Provided entries »

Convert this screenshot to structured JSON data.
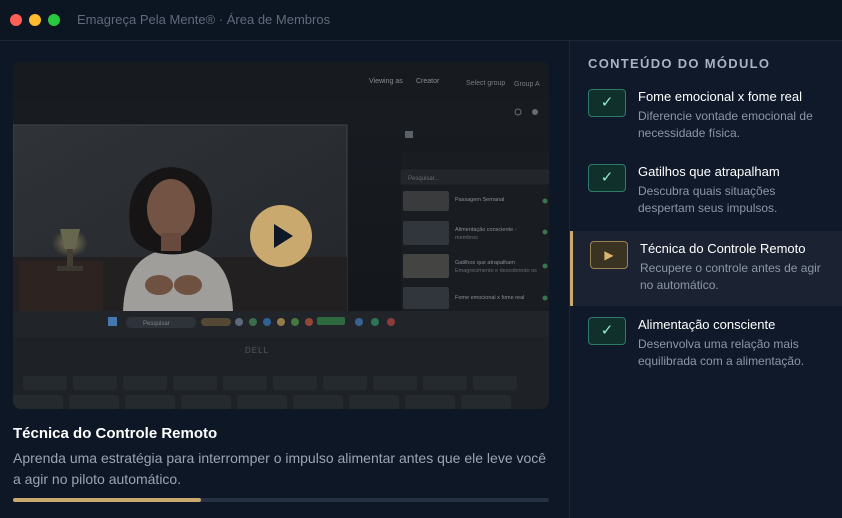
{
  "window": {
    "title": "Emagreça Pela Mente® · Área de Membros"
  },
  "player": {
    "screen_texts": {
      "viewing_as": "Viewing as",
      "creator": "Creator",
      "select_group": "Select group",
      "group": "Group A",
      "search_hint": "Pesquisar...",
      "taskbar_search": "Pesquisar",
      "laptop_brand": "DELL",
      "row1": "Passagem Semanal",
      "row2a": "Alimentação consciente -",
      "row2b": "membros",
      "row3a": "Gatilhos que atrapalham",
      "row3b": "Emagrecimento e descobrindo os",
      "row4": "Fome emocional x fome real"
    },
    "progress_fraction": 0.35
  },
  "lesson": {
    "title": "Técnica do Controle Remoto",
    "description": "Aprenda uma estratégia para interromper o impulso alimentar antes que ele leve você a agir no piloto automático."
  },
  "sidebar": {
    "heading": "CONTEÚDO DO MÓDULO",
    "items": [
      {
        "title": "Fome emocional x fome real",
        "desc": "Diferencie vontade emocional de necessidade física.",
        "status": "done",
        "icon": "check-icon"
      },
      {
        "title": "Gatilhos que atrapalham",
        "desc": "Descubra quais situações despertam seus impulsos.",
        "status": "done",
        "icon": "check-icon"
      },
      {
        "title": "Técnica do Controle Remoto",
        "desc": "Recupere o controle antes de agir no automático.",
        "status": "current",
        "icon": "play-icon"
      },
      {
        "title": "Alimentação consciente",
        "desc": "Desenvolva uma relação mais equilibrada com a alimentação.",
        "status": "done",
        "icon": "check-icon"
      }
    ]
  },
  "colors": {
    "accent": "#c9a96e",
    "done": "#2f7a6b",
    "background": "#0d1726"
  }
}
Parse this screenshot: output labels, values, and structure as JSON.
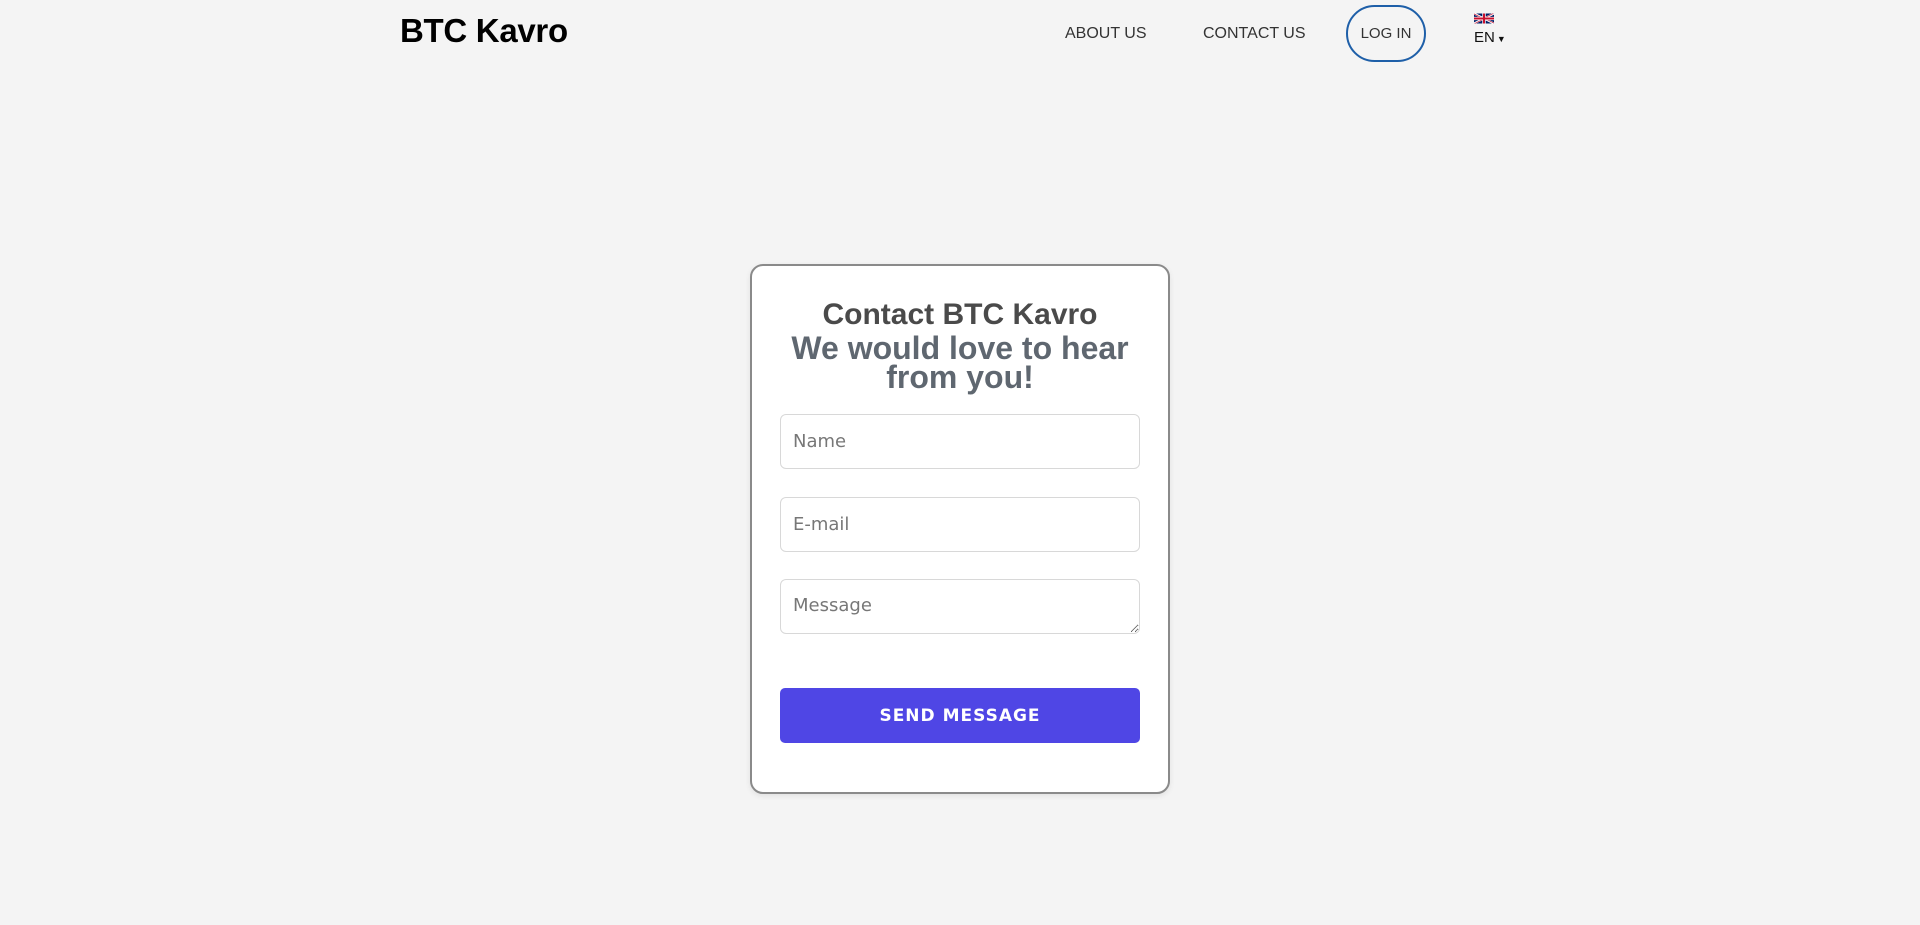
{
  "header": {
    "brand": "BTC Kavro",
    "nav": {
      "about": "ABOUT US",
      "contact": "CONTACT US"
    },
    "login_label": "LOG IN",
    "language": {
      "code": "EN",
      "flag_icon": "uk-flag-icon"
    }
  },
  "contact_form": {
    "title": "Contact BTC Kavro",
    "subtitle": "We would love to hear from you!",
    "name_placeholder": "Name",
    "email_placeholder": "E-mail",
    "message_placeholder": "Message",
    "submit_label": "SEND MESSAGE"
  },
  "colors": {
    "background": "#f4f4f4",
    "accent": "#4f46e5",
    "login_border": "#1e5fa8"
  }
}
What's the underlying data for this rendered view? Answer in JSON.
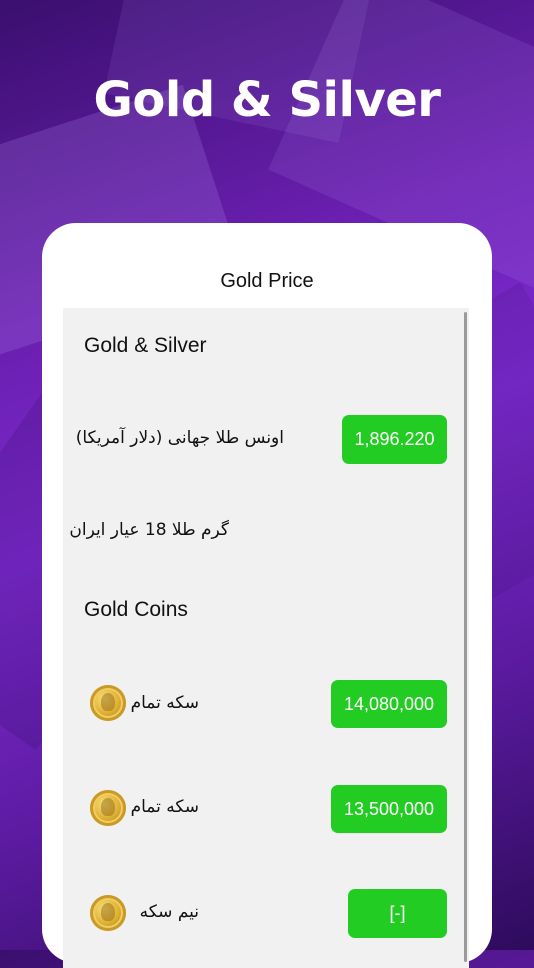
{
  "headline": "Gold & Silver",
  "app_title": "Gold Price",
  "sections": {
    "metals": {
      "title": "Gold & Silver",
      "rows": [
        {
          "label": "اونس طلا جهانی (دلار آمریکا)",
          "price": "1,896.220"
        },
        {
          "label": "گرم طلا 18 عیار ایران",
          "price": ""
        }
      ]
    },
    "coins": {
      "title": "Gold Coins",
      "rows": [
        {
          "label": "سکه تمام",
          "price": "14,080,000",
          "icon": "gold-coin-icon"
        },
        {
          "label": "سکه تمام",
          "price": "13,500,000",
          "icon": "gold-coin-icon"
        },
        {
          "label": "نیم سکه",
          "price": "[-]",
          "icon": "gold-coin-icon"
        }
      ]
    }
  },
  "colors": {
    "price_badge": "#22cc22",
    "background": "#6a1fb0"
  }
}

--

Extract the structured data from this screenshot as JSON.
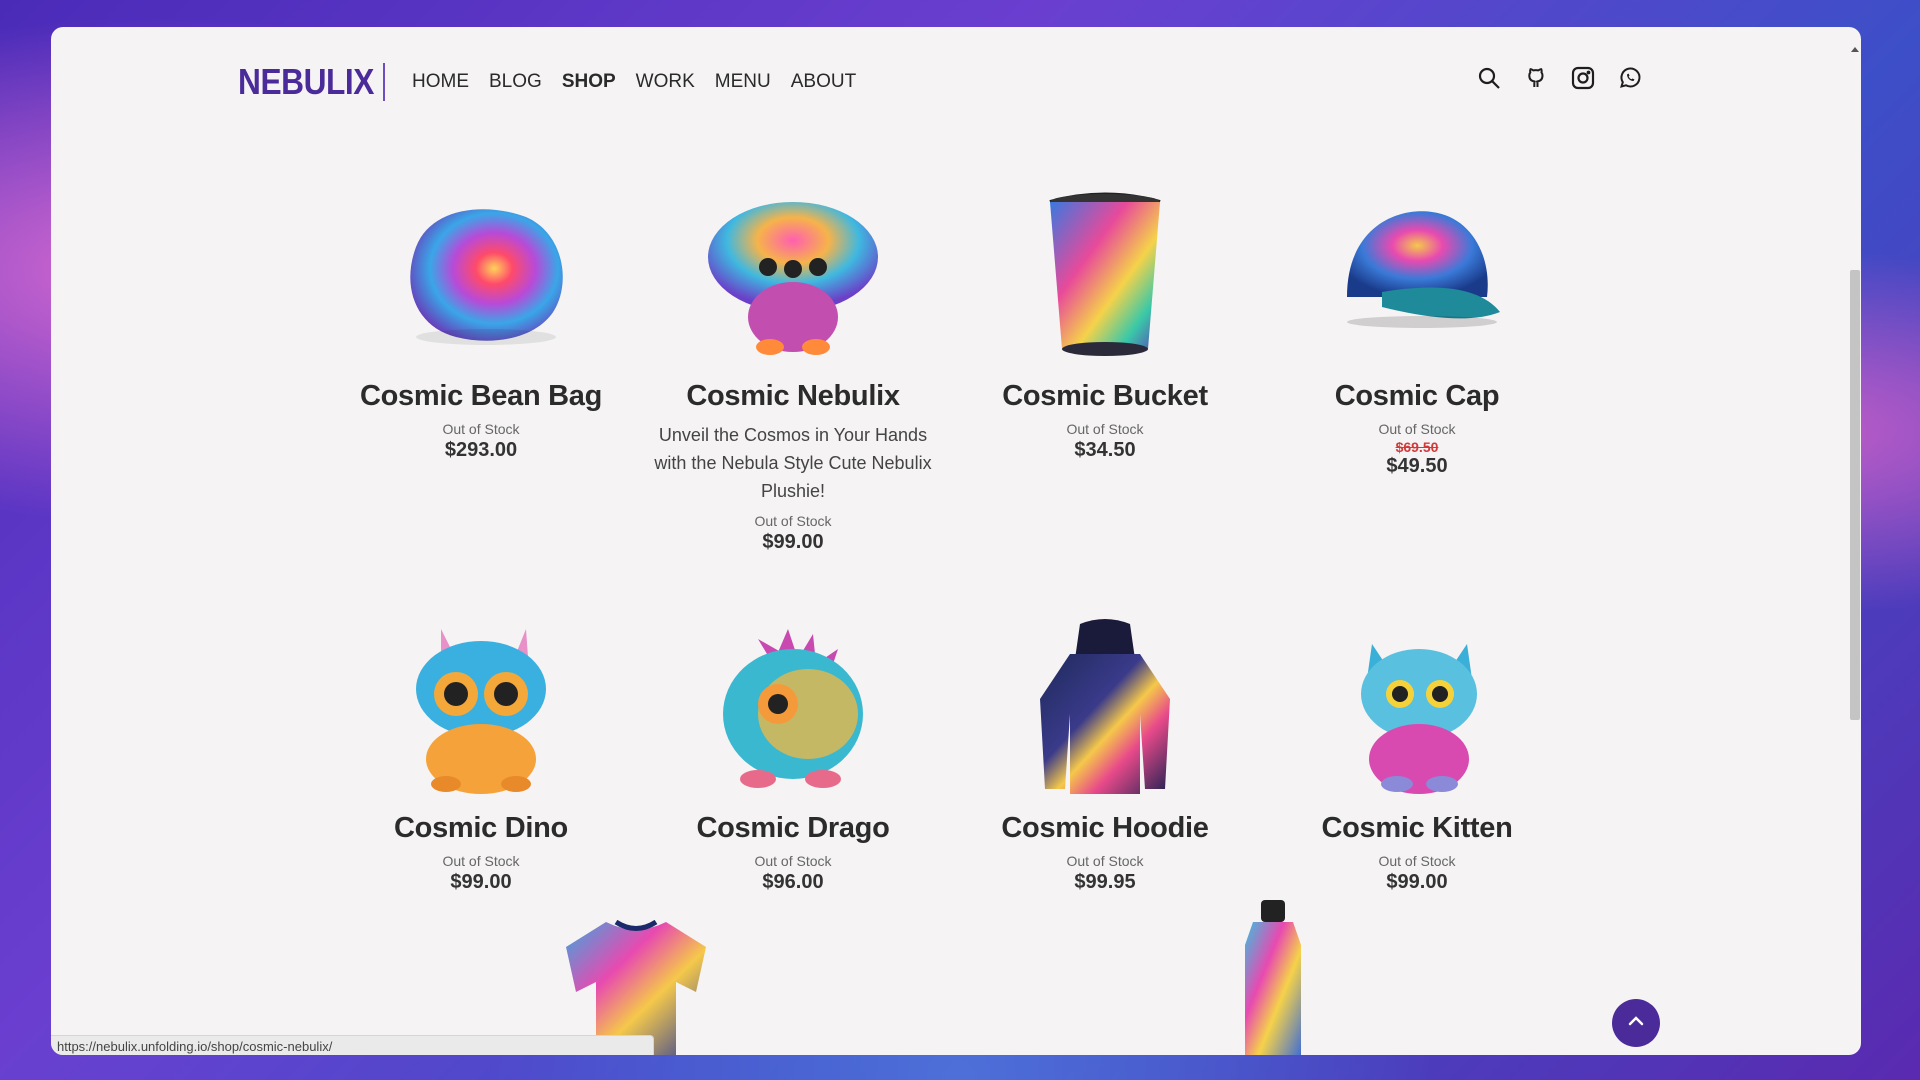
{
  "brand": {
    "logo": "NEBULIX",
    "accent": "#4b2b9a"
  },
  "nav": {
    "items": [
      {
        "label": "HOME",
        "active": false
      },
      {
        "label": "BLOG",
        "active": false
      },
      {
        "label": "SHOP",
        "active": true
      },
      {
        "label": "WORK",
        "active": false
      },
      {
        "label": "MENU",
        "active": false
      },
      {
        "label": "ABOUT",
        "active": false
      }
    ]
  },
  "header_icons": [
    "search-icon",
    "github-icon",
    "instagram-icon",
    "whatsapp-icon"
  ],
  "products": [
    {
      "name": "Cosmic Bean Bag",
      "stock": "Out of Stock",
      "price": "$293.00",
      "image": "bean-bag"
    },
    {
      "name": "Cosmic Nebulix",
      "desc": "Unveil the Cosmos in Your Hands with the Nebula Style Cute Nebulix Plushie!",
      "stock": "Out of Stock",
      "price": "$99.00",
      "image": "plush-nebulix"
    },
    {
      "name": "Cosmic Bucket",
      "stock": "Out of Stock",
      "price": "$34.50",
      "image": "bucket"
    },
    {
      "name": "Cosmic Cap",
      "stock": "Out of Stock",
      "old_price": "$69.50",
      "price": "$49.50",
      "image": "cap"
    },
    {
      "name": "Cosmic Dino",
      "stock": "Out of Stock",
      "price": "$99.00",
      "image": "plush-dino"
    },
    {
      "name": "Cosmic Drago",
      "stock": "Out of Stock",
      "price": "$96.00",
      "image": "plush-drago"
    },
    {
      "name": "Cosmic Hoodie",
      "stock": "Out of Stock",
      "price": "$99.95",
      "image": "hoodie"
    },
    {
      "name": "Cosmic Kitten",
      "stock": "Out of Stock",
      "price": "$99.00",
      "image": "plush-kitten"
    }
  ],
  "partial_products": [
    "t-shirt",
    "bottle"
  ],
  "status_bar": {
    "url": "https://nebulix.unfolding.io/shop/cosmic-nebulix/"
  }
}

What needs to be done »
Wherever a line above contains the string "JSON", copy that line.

Reply »
Convert this screenshot to structured JSON data.
Parse this screenshot: output labels, values, and structure as JSON.
What's the underlying data for this rendered view? Answer in JSON.
Extract the structured data from this screenshot as JSON.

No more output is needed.